But there’s a glitch in that explanation.
When studies found that insect numbers were falling off the cliff (75% loss), the same conclusions as above were put forward as reasons for the losses. In light of the fact that insect numbers weren’t just dropping in areas of farmland or in areas where pesticides were being used, climate change got kind of thrown in as an afterthought
When broad environmental factors are such that plant growth is accelerated, then the accelerated growth means plants contain more starch than they do protein. And studies have shown that to result in malnutrition, compromised immunity, starvation and death for organisms on the next step of the food chain. In the case of terrestrial life as opposed to submarine life, we’re talking insects.
Two broad environmental factors have been looked at in relation to accelerated plant growth and poorer nutritional value. In one study, extra light was provided to a marine environment to increase plankton growth. It worked. But the zoo-plankton that fed on the phyto-plankton tanked. And the reason it tanked was that although its food source had become abundant, it had also become crap – the zoo-plankton simply couldn’t consume enough of the nutritionally compromised phyto plankton to remain healthy.
And when parallel studies were carried out on land, but this time providing extra CO2 to the environment instead of light, the results were the same. Fantastic growth rates and junk food.
For those who are interested, all the links to studies and articles relating to what you’ve just read are in the original article I’ve linked to above.
But my question is this.
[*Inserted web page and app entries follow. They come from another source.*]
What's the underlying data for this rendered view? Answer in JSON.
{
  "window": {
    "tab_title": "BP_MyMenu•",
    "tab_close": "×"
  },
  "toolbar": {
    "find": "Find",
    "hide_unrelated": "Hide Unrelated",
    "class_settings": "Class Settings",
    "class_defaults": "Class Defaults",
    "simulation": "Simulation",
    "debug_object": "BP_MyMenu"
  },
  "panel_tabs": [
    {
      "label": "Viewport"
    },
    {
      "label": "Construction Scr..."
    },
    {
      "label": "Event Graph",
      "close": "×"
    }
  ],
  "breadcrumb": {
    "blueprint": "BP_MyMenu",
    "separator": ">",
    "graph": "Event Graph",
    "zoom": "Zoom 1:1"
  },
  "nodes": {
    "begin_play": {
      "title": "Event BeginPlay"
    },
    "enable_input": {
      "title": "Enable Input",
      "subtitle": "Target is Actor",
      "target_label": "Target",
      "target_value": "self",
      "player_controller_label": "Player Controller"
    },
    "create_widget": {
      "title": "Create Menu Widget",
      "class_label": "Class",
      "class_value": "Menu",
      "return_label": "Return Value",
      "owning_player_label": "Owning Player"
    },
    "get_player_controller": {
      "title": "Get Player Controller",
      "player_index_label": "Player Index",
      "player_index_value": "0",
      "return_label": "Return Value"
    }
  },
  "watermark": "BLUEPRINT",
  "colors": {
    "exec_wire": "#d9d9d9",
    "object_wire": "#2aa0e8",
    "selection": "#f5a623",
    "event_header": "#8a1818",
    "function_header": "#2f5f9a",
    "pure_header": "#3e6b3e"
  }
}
Given that these studies and their results are known, then why, when faced with evidence of rapidly declining populations of species at the lower levels of the food chain, do we tell ourselves somewhat comforting tales about pesticides and mono-cultures ? We know full well that atmospheric CO2 levels are through the roof, and we also know how that affects flora, and by extension, fauna.
I’ll leave you to decide why it might be we’d want to point the finger at secondary causes for life dying away while assiduously ignoring the likely principal cause.